Look at the process holistically to minimize bottlenecks.
Unfortunately, content management is only as strong as the least efficient workflow contained within. If research, drafting and copyediting a piece of content can be completed in 4 hours, but it takes three days to create a page, it’s easy to see how inefficiencies will eventually cause mounting problems.
Don’t put your content editors in this position. Use this time to outline workflows that address the inherent inefficiencies in your process. Shift greater resources to tasks that other facets depend on so that you can minimize the amount of inactivity and be prepared to engage with your audience at the exact right moment—after all, timing is everything in marketing.
Pay close attention to talent and resource management.
You have a detailed knowledge of your audience, content editors and resources, so put it to good use when designing your content management workflows. You may benefit from giving your editors a significant amount of creative freedom, knowing there are many ways they can provide value to the reader. Or, your audience may have a narrow range of interest, necessitating layers of creative control to keep things on track. Also, you may need to consider whether or not there are any potential security gaps involving proprietary information. In any case, your editors will benefit from a clearly-defined set of workflow standards that allows them to achieve their best.
Configure your CMS
Have your CMS set up to take advantage of your specific workflow structure
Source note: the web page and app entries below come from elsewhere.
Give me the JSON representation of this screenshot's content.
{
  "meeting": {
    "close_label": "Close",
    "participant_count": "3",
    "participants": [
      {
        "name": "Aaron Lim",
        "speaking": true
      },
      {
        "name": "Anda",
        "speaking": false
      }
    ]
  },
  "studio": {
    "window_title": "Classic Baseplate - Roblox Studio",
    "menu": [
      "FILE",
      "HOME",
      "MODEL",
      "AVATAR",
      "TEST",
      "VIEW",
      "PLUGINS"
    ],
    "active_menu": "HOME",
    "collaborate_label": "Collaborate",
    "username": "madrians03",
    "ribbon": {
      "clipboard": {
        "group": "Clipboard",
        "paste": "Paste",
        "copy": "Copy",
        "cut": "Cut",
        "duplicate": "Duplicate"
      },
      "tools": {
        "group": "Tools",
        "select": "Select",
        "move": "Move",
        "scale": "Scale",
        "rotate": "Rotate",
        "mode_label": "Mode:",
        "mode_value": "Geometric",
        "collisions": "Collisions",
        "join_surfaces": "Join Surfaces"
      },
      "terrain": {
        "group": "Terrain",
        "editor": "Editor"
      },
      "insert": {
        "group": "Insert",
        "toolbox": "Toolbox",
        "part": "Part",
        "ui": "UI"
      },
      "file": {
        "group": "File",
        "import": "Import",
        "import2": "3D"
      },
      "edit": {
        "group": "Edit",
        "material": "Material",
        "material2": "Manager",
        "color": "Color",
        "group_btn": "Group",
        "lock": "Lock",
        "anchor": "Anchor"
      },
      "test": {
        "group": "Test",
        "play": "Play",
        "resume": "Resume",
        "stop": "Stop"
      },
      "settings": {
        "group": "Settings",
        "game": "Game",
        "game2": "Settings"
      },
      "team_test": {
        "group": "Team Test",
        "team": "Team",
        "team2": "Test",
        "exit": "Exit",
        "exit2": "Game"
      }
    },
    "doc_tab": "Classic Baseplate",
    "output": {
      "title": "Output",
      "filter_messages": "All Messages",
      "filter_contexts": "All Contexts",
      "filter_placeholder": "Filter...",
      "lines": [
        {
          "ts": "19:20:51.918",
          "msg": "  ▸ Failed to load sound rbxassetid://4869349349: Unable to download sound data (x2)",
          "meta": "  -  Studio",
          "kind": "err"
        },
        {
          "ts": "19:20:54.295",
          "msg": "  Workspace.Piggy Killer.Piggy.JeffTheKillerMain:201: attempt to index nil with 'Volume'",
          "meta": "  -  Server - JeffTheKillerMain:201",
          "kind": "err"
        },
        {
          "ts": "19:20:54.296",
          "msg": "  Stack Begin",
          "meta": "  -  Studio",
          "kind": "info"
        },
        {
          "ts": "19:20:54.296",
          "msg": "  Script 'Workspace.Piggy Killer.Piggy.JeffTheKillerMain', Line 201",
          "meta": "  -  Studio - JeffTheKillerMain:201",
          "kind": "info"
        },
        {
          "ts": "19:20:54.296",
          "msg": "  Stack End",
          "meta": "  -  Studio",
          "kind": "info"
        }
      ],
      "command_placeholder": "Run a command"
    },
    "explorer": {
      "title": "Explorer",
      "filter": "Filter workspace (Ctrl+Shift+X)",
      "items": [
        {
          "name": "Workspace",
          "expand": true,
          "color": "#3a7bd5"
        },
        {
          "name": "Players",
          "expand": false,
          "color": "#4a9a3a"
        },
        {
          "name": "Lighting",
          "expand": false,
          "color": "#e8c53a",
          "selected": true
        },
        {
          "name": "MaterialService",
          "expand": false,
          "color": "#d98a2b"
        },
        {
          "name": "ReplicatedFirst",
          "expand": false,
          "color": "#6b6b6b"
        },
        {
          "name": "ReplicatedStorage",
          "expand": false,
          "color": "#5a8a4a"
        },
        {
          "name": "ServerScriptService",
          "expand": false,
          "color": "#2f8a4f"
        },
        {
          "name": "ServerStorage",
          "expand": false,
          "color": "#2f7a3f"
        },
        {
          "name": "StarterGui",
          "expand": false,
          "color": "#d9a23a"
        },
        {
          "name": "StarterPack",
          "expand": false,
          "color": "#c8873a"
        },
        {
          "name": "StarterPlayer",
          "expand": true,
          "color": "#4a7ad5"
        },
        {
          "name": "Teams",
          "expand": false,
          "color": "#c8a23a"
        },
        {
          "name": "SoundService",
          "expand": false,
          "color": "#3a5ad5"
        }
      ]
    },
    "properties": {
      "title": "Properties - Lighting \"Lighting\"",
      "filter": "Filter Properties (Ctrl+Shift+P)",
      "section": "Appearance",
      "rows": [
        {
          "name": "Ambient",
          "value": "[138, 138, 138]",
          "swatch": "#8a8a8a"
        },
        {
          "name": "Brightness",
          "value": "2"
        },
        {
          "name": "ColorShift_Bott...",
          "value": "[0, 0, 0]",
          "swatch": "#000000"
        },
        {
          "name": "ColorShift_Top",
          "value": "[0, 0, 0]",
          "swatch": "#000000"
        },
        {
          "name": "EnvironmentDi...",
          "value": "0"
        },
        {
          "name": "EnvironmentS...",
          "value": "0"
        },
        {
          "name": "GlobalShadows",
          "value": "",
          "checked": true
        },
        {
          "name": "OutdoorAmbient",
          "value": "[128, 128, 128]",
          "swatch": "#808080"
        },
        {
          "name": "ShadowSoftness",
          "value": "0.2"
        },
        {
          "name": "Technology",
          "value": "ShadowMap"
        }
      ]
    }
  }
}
The functions of your content strategy will primarily be run through your content management system (CMS), and how well your CMS aligns with your internal workflows will play a significant role in the success of your campaigns. Setting your goals and mapping out your workflows can be done independently of any CMS platform, but now it’s time to choose a system and set up its functions with your specific processes in mind. The software developers who configure your CMS should be given guidance regarding how they can position the various capabilities for your benefit.
Ensure the system is user-friendly
Your CMS will be in the hands of the end-users, which in this case will likely be your content editors. Make sure you choose a platform aligned with their skill level, making their job easier.
For example, modern HTML and rich text editing platforms offer unparalleled creativity and nearly limitless possibilities in terms of design. However, they typically feature steep learning curves and require more time to avoid looking unfinished. Alternatively, many CMS platforms take explicit content and structure it automatically. These systems are simple enough for anyone to use instantly, but they also inhibit freedom of design and creativity.
Think about how your CMS will accommodate future needs and capabilities
Just as before, adaptability is paramount. You want your CMS to be used right out of the box, but you also want to ensure that it can grow with you and won’t inhibit you at a critical juncture. A bespoke platform may fit your content strategy like a glove right now, but how much will it cost to add features when you need them? Open source platforms offer incredible modification flexibility but require more work to tailor specific functions to your exact standards.
Make a plan for all components of your content—large and small.
The significant aspects of your content architecture, such as your goals, the perceived audience value and brand integrity, will likely occupy your thoughts as you build your processes. However, the details often matter just as much in content management as the big-picture issues.
Things that seemed small in the past—including image re-sizing, load times for large media, SEO and accessibility—will become vital as you configure your CMS. Make sure the platform is set up so that any of these issues important to your content are addressed every time you publish something.